## INSTRUCTIONS TO FOLLOW
Below are the records; tally the lines that include "availability" and report only the total.

(RAW DATA)

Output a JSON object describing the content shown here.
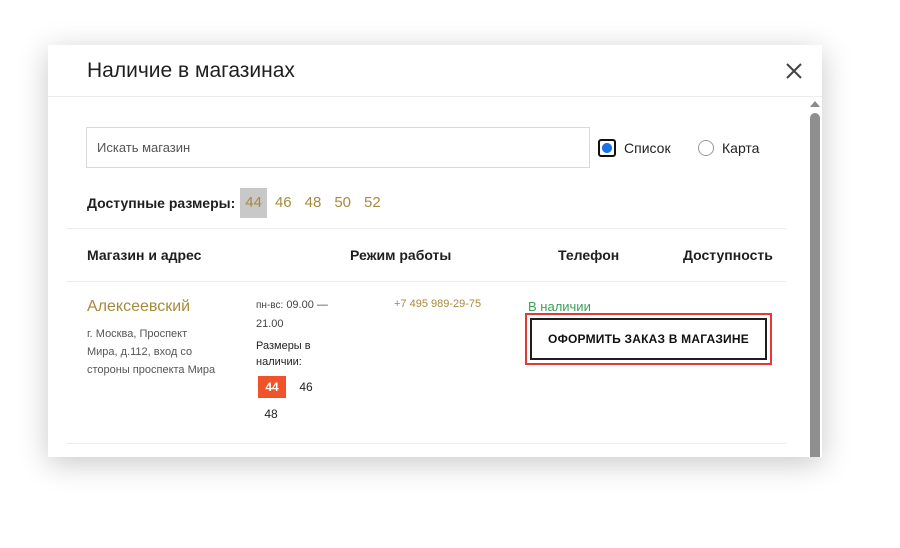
{
  "modal": {
    "title": "Наличие в магазинах"
  },
  "search": {
    "placeholder": "Искать магазин",
    "value": ""
  },
  "view_toggle": {
    "list_label": "Список",
    "map_label": "Карта",
    "selected": "Список"
  },
  "sizes_filter": {
    "label": "Доступные размеры:",
    "options": [
      "44",
      "46",
      "48",
      "50",
      "52"
    ],
    "selected": "44"
  },
  "table": {
    "headers": {
      "store": "Магазин и адрес",
      "hours": "Режим работы",
      "phone": "Телефон",
      "availability": "Доступность"
    },
    "rows": [
      {
        "name": "Алексеевский",
        "address": "г. Москва, Проспект Мира, д.112, вход со стороны проспекта Мира",
        "hours_days": "пн-вс:",
        "hours_time": "09.00 — 21.00",
        "sizes_label": "Размеры в наличии:",
        "sizes": [
          "44",
          "46",
          "48"
        ],
        "highlighted_size": "44",
        "phone": "+7 495 989-29-75",
        "availability": "В наличии",
        "order_button": "ОФОРМИТЬ ЗАКАЗ В МАГАЗИНЕ"
      }
    ]
  },
  "colors": {
    "accent": "#a88a3c",
    "in_stock": "#3aa05a",
    "size_highlight": "#f0522a",
    "annotation_box": "#e53935"
  }
}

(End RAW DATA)

## PROBLEM SOLUTION
2